(Task to complete): Retype the full set of data, character for character.

(Material provided begins)

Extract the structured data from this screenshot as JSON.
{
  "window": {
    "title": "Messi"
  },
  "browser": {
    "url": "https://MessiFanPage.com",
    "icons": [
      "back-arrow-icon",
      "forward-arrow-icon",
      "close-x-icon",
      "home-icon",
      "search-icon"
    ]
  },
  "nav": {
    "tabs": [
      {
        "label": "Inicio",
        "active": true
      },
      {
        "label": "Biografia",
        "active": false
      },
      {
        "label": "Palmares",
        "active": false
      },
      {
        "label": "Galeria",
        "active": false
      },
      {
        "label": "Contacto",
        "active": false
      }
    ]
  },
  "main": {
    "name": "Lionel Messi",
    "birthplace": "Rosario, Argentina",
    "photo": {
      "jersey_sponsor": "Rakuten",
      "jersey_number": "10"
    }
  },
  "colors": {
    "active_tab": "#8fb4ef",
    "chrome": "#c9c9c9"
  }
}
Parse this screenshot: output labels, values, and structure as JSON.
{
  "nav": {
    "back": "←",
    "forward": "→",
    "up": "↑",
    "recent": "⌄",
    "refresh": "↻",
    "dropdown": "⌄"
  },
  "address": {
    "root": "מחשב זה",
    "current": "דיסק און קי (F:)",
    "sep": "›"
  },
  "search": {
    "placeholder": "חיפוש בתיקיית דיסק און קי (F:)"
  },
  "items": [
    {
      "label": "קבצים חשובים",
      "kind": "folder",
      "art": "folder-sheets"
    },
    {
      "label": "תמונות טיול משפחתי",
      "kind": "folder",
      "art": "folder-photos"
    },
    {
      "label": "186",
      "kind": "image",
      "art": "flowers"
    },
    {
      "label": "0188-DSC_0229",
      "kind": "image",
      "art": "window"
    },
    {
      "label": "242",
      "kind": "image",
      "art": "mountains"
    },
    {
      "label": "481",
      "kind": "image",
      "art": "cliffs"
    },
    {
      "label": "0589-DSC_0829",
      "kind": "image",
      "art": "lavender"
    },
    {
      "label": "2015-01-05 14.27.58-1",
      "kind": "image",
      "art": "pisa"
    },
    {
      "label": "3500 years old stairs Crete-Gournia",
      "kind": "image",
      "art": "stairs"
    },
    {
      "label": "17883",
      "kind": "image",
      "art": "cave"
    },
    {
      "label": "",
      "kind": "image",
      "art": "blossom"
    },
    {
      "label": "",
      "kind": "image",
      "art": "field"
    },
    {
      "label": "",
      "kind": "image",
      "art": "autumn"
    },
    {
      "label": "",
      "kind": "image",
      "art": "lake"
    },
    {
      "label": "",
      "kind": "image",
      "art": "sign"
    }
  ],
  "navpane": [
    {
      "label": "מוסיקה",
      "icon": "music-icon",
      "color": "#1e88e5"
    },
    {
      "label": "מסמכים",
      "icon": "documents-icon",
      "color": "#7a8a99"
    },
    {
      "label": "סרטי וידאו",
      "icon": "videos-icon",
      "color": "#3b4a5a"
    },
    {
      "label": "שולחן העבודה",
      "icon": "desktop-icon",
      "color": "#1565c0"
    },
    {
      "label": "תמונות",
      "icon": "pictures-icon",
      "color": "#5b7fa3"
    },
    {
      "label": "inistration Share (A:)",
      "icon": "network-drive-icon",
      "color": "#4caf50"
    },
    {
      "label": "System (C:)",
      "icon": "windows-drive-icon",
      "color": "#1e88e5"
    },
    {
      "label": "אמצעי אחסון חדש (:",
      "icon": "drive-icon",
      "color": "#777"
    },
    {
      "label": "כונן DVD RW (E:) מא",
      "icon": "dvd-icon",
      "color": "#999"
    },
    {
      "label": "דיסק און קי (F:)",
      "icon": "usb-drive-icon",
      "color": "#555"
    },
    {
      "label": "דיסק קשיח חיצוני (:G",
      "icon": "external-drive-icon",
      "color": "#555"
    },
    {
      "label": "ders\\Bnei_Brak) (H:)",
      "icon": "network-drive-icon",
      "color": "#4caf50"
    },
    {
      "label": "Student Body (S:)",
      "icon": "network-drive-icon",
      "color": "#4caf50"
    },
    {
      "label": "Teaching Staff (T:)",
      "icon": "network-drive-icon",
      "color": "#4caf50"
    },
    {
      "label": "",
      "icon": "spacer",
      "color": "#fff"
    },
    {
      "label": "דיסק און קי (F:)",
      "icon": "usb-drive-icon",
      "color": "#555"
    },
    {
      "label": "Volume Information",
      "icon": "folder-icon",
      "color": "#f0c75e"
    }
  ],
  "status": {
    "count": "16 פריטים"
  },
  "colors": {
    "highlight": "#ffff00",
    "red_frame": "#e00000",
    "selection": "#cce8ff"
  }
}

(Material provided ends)

(Answer):
Extract the structured data from this screenshot as JSON.
{
  "window": {
    "title": "Messi"
  },
  "browser": {
    "url": "https://MessiFanPage.com",
    "icons": [
      "back-arrow-icon",
      "forward-arrow-icon",
      "close-x-icon",
      "home-icon",
      "search-icon"
    ]
  },
  "nav": {
    "tabs": [
      {
        "label": "Inicio",
        "active": true
      },
      {
        "label": "Biografia",
        "active": false
      },
      {
        "label": "Palmares",
        "active": false
      },
      {
        "label": "Galeria",
        "active": false
      },
      {
        "label": "Contacto",
        "active": false
      }
    ]
  },
  "main": {
    "name": "Lionel Messi",
    "birthplace": "Rosario, Argentina",
    "photo": {
      "jersey_sponsor": "Rakuten",
      "jersey_number": "10"
    }
  },
  "colors": {
    "active_tab": "#8fb4ef",
    "chrome": "#c9c9c9"
  }
}
Parse this screenshot: output labels, values, and structure as JSON.
{
  "nav": {
    "back": "←",
    "forward": "→",
    "up": "↑",
    "recent": "⌄",
    "refresh": "↻",
    "dropdown": "⌄"
  },
  "address": {
    "root": "מחשב זה",
    "current": "דיסק און קי (F:)",
    "sep": "›"
  },
  "search": {
    "placeholder": "חיפוש בתיקיית דיסק און קי (F:)"
  },
  "items": [
    {
      "label": "קבצים חשובים",
      "kind": "folder",
      "art": "folder-sheets"
    },
    {
      "label": "תמונות טיול משפחתי",
      "kind": "folder",
      "art": "folder-photos"
    },
    {
      "label": "186",
      "kind": "image",
      "art": "flowers"
    },
    {
      "label": "0188-DSC_0229",
      "kind": "image",
      "art": "window"
    },
    {
      "label": "242",
      "kind": "image",
      "art": "mountains"
    },
    {
      "label": "481",
      "kind": "image",
      "art": "cliffs"
    },
    {
      "label": "0589-DSC_0829",
      "kind": "image",
      "art": "lavender"
    },
    {
      "label": "2015-01-05 14.27.58-1",
      "kind": "image",
      "art": "pisa"
    },
    {
      "label": "3500 years old stairs Crete-Gournia",
      "kind": "image",
      "art": "stairs"
    },
    {
      "label": "17883",
      "kind": "image",
      "art": "cave"
    },
    {
      "label": "",
      "kind": "image",
      "art": "blossom"
    },
    {
      "label": "",
      "kind": "image",
      "art": "field"
    },
    {
      "label": "",
      "kind": "image",
      "art": "autumn"
    },
    {
      "label": "",
      "kind": "image",
      "art": "lake"
    },
    {
      "label": "",
      "kind": "image",
      "art": "sign"
    }
  ],
  "navpane": [
    {
      "label": "מוסיקה",
      "icon": "music-icon",
      "color": "#1e88e5"
    },
    {
      "label": "מסמכים",
      "icon": "documents-icon",
      "color": "#7a8a99"
    },
    {
      "label": "סרטי וידאו",
      "icon": "videos-icon",
      "color": "#3b4a5a"
    },
    {
      "label": "שולחן העבודה",
      "icon": "desktop-icon",
      "color": "#1565c0"
    },
    {
      "label": "תמונות",
      "icon": "pictures-icon",
      "color": "#5b7fa3"
    },
    {
      "label": "inistration Share (A:)",
      "icon": "network-drive-icon",
      "color": "#4caf50"
    },
    {
      "label": "System (C:)",
      "icon": "windows-drive-icon",
      "color": "#1e88e5"
    },
    {
      "label": "אמצעי אחסון חדש (:",
      "icon": "drive-icon",
      "color": "#777"
    },
    {
      "label": "כונן DVD RW (E:) מא",
      "icon": "dvd-icon",
      "color": "#999"
    },
    {
      "label": "דיסק און קי (F:)",
      "icon": "usb-drive-icon",
      "color": "#555"
    },
    {
      "label": "דיסק קשיח חיצוני (:G",
      "icon": "external-drive-icon",
      "color": "#555"
    },
    {
      "label": "ders\\Bnei_Brak) (H:)",
      "icon": "network-drive-icon",
      "color": "#4caf50"
    },
    {
      "label": "Student Body (S:)",
      "icon": "network-drive-icon",
      "color": "#4caf50"
    },
    {
      "label": "Teaching Staff (T:)",
      "icon": "network-drive-icon",
      "color": "#4caf50"
    },
    {
      "label": "",
      "icon": "spacer",
      "color": "#fff"
    },
    {
      "label": "דיסק און קי (F:)",
      "icon": "usb-drive-icon",
      "color": "#555"
    },
    {
      "label": "Volume Information",
      "icon": "folder-icon",
      "color": "#f0c75e"
    }
  ],
  "status": {
    "count": "16 פריטים"
  },
  "colors": {
    "highlight": "#ffff00",
    "red_frame": "#e00000",
    "selection": "#cce8ff"
  }
}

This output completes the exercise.